My company operates through several means to get all of its professional goals and duties accomplished. With a large number of my staff working offsite in remote locations, all employees (including myself) must have adequate technology-based training to maximize work product and minimize job-related frustrations.
Business owners are tasked with tailoring such training to fit the needs and understanding of those they employ, and one useful way I have found to accomplish this is to realistically assess your audience and be prepared for both victories and confusion ahead.
I recommend that every business has a 'go-to' person with both IT and people skills, specifically someone who has technical expertise, yet enough patience to assist an individual to go from novice to proficient through guided and detailed instruction. I know technology is a necessity in our modern workplace, and so is the space and time to grasp all its capabilities. Training on such matters is a requirement for most, so proceed diligently with your staff and all will be experts in no time.
Offer Multilingual and Level-Specific Training
I know what it's like to feel lost in training because you're struggling with the language or it's moving too fast. So, with our diverse workforce, we provide IT tutorials in multiple languages—English, Spanish, Russian—to make sure everyone can understand and follow along. We also have training sessions tailored for different levels of knowledge—from learning how to send an email to advanced programming. I don't want anyone to be held back just because the material doesn't meet them where they are. My aim is for all employees, regardless of background, to feel supported in developing their skills at their own pace. Things can get sterile and impersonal at scale, but we're trying to keep that human element.
Assess Skills to Tailor IT Training
One problem in training a diverse group of people in IT is that you don't know where their current skill levels are.

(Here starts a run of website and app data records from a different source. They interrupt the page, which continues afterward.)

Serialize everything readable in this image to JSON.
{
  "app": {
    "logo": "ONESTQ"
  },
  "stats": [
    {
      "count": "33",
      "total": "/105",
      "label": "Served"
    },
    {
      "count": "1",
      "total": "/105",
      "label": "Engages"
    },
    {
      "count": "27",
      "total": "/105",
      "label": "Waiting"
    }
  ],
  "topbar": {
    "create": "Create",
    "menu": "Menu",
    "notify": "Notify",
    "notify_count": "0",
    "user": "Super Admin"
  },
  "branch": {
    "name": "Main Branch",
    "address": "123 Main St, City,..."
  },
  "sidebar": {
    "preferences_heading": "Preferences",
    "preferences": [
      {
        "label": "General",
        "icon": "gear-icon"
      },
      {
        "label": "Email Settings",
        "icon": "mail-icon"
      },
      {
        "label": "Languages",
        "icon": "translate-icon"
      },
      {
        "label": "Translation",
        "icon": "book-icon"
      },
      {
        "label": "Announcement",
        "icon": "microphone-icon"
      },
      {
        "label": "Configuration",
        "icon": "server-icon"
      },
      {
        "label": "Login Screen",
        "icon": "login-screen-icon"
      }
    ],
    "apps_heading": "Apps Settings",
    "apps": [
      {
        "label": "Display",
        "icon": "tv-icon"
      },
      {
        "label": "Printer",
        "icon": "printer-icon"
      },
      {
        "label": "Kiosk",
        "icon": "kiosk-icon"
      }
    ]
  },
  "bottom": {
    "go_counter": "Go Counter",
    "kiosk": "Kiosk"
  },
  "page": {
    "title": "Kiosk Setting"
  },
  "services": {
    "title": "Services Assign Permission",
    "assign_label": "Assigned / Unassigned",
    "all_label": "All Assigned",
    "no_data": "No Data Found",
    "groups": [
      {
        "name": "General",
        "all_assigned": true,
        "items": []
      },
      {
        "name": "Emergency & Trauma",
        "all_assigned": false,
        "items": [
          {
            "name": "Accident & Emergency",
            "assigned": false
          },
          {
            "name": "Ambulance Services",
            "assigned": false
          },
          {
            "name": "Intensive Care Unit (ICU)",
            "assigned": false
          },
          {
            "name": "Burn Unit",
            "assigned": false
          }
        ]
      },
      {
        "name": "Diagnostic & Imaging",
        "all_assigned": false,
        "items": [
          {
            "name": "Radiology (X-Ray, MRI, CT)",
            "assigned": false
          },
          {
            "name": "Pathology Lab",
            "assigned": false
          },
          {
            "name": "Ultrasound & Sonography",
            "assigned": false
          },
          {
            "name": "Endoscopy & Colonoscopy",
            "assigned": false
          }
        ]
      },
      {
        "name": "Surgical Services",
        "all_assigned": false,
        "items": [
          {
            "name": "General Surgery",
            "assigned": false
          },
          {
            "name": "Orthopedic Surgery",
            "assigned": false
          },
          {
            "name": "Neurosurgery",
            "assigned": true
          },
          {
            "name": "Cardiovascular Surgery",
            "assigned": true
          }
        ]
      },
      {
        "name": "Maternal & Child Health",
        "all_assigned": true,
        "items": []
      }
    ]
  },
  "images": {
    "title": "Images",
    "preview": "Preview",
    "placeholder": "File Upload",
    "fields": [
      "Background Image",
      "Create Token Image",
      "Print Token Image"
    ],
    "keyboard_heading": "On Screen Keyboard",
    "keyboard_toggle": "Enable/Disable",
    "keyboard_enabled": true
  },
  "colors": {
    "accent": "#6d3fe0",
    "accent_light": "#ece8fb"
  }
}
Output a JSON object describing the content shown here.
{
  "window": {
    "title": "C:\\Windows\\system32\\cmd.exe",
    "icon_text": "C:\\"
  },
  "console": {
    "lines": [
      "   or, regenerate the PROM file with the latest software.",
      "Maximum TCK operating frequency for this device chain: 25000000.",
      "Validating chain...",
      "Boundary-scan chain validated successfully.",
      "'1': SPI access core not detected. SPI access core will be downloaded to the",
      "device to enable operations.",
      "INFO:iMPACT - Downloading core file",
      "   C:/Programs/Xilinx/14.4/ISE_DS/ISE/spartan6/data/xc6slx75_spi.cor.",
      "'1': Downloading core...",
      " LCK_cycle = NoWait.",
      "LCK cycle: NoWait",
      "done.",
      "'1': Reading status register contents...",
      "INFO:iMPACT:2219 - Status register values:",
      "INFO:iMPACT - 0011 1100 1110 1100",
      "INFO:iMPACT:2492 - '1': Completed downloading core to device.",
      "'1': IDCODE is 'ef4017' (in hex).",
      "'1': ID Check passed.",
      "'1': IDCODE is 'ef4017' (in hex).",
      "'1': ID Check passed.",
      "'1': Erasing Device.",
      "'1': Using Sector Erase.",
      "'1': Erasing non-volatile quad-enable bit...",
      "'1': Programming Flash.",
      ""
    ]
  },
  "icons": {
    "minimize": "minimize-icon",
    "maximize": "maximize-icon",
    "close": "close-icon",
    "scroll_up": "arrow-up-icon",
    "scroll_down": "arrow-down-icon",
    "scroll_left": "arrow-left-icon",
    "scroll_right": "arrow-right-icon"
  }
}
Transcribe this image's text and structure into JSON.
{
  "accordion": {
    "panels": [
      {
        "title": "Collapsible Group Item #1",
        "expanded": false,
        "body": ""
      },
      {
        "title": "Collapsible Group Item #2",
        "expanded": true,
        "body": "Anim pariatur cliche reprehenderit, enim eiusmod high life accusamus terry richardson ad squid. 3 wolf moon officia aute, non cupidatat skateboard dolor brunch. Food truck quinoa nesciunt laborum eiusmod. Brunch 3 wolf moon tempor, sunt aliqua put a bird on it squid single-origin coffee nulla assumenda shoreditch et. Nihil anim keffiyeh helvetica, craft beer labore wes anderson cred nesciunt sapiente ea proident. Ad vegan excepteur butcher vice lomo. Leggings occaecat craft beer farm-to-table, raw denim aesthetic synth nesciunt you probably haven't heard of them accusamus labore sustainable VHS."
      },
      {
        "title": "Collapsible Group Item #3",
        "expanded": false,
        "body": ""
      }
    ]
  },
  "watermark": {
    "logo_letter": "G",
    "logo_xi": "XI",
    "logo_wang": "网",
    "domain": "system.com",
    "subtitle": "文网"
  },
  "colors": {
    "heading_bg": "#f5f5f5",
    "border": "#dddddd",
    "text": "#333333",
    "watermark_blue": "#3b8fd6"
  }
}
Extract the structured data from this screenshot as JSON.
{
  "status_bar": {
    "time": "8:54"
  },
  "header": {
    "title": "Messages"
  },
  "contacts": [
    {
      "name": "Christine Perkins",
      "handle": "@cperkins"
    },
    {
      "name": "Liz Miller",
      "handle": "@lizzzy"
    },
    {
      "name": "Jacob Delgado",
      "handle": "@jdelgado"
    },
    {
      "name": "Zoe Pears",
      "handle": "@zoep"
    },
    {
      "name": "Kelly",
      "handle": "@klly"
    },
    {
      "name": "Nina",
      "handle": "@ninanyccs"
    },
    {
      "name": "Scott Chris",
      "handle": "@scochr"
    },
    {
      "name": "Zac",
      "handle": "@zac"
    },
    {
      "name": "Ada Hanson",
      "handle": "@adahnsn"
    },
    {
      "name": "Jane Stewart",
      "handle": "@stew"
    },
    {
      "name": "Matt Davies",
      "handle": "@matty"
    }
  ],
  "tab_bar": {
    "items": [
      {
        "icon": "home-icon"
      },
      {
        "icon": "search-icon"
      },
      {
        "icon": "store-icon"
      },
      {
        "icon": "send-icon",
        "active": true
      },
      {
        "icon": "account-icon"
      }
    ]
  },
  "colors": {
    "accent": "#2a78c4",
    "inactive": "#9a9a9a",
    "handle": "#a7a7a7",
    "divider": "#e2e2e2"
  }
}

You could have a young whiz-kid and an adult who doesn't know how to send an email. It gets complicated when your class is also multi-generational because older people work on different systems and speak a different language than IT people today, and not all keep up with their skills.
The first thing I do is get an assessment of who knows what in IT. That may involve a paper quiz, a conversation, and some hands-on work. Then, I can tailor my training to meet more individual needs, with a way for those more advanced to work ahead in the course while I take more time with those who aren't as familiar with it.